======== Record extracts ========

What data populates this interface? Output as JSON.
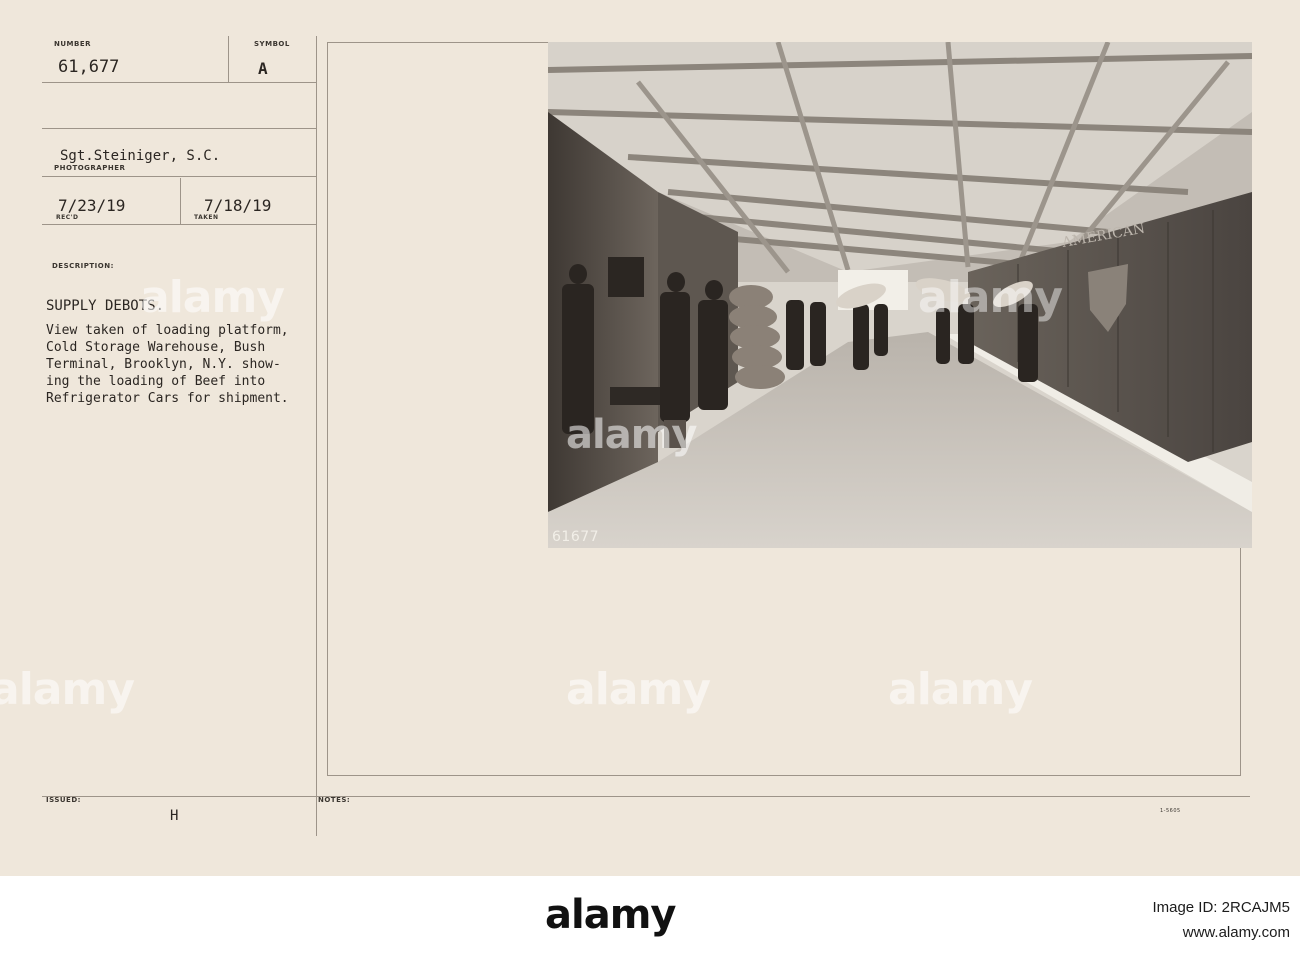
{
  "card": {
    "number_label": "NUMBER",
    "number_value": "61,677",
    "symbol_label": "SYMBOL",
    "symbol_value": "A",
    "photographer_value": "Sgt.Steiniger, S.C.",
    "photographer_label": "PHOTOGRAPHER",
    "received_value": "7/23/19",
    "received_label": "REC'D",
    "taken_value": "7/18/19",
    "taken_label": "TAKEN",
    "description_label": "DESCRIPTION:",
    "description_title": "SUPPLY DEBOTS.",
    "description_lines": [
      "View taken of loading platform,",
      "Cold Storage Warehouse, Bush",
      "Terminal, Brooklyn, N.Y. show-",
      "ing the loading of Beef into",
      "Refrigerator Cars for shipment."
    ],
    "issued_label": "ISSUED:",
    "issued_value": "H",
    "notes_label": "NOTES:",
    "form_code": "1-5605"
  },
  "photo": {
    "negative_number": "61677",
    "car_lettering": "AMERICAN"
  },
  "watermark": {
    "text": "alamy"
  },
  "stock_strip": {
    "logo": "alamy",
    "image_id_line": "Image ID: 2RCAJM5",
    "site": "www.alamy.com"
  }
}
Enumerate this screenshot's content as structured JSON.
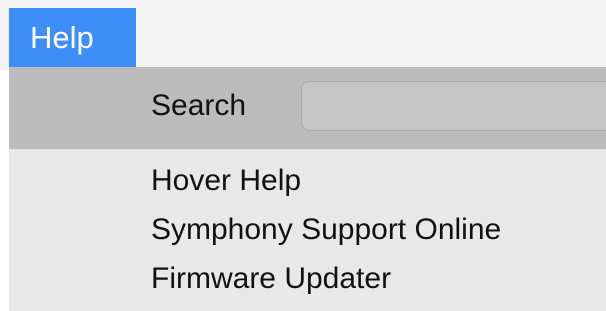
{
  "menubar": {
    "active_menu": "Help"
  },
  "help_menu": {
    "search": {
      "label": "Search",
      "value": ""
    },
    "items": [
      {
        "label": "Hover Help"
      },
      {
        "label": "Symphony Support Online"
      },
      {
        "label": "Firmware Updater"
      }
    ]
  },
  "colors": {
    "menu_highlight": "#3d8ef6",
    "search_band": "#bcbcbc",
    "menu_background": "#e8e8e8"
  }
}
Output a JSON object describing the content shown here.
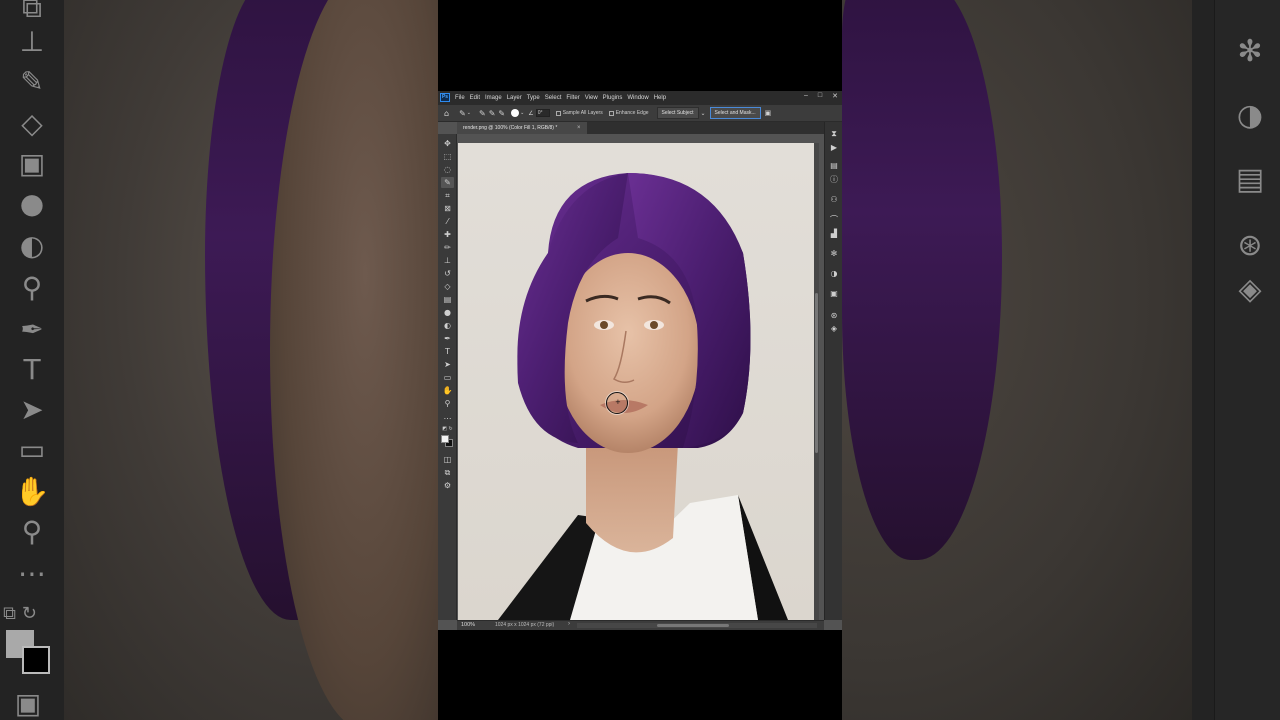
{
  "app": {
    "logo": "Ps"
  },
  "menu": [
    "File",
    "Edit",
    "Image",
    "Layer",
    "Type",
    "Select",
    "Filter",
    "View",
    "Plugins",
    "Window",
    "Help"
  ],
  "window_controls": {
    "minimize": "–",
    "maximize": "□",
    "close": "✕"
  },
  "options_bar": {
    "brush_size": "30",
    "angle_value": "0°",
    "sample_all_layers": "Sample All Layers",
    "enhance_edge": "Enhance Edge",
    "select_subject": "Select Subject",
    "select_and_mask": "Select and Mask..."
  },
  "document": {
    "tab_title": "render.png @ 100% (Color Fill 1, RGB/8) *",
    "tab_close": "×"
  },
  "status_bar": {
    "zoom": "100%",
    "doc_info": "1024 px x 1024 px (72 ppi)",
    "arrow": "›"
  },
  "colors": {
    "hair_purple": "#4a1f6b",
    "canvas_bg": "#ded9d1",
    "accent_blue": "#2d8bf0",
    "foreground_color": "#f4f4f4",
    "background_color": "#111111"
  },
  "icons": {
    "left_tools": [
      "move",
      "marquee",
      "lasso",
      "quick-selection",
      "crop",
      "frame",
      "eyedropper",
      "healing",
      "brush",
      "clone-stamp",
      "history-brush",
      "eraser",
      "gradient",
      "blur",
      "dodge",
      "pen",
      "type",
      "path-selection",
      "rectangle",
      "hand",
      "zoom",
      "more"
    ],
    "right_panel": [
      "history",
      "play",
      "libraries",
      "info",
      "character",
      "paths",
      "histogram",
      "adjustments",
      "properties",
      "channels",
      "layers"
    ]
  }
}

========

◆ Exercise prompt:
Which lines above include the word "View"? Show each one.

◆ Problem solution:
      "View taken of loading platform,",
    "View",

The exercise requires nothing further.